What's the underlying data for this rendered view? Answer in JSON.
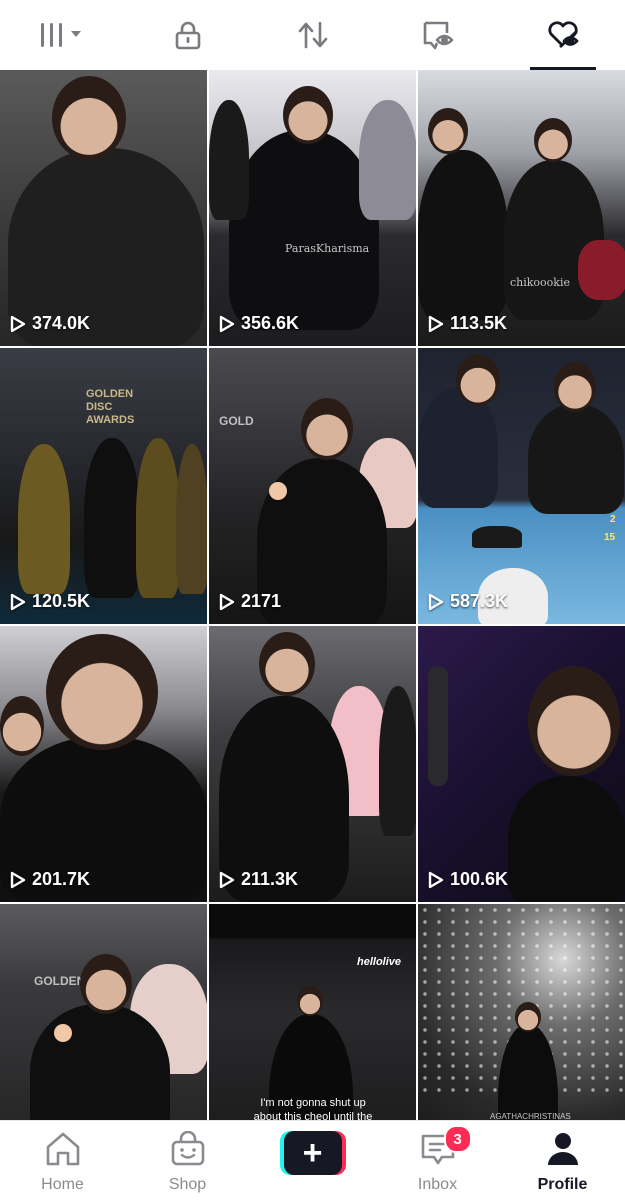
{
  "top_tabs": [
    {
      "icon": "grid-icon"
    },
    {
      "icon": "lock-icon"
    },
    {
      "icon": "repost-icon"
    },
    {
      "icon": "tagged-eye-icon"
    },
    {
      "icon": "liked-heart-icon"
    }
  ],
  "videos": [
    {
      "views": "374.0K"
    },
    {
      "views": "356.6K",
      "watermark": "ParasKharisma"
    },
    {
      "views": "113.5K",
      "watermark": "chikoookie"
    },
    {
      "views": "120.5K",
      "stage_text": "GOLDEN DISC AWARDS"
    },
    {
      "views": "2171",
      "stage_text": "GOLD"
    },
    {
      "views": "587.3K",
      "corner_numbers": [
        "2",
        "15"
      ]
    },
    {
      "views": "201.7K"
    },
    {
      "views": "211.3K"
    },
    {
      "views": "100.6K"
    },
    {
      "stage_text": "GOLDEN"
    },
    {
      "logo": "hellolive",
      "caption": "I'm not gonna shut up about this cheol until the next gda"
    },
    {
      "watermark": "AGATHACHRISTINAS"
    }
  ],
  "bottom_nav": {
    "home": "Home",
    "shop": "Shop",
    "inbox": "Inbox",
    "inbox_badge": "3",
    "profile": "Profile"
  },
  "colors": {
    "active": "#161823",
    "inactive": "#8a8b91",
    "badge": "#fe2c55",
    "cyan": "#25f4ee"
  }
}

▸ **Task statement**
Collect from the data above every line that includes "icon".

▸ **Exercise response**
      "icon": "grid-icon"
      "icon": "lock-icon"
      "icon": "repost-icon"
      "icon": "tagged-eye-icon"
      "icon": "liked-heart-icon"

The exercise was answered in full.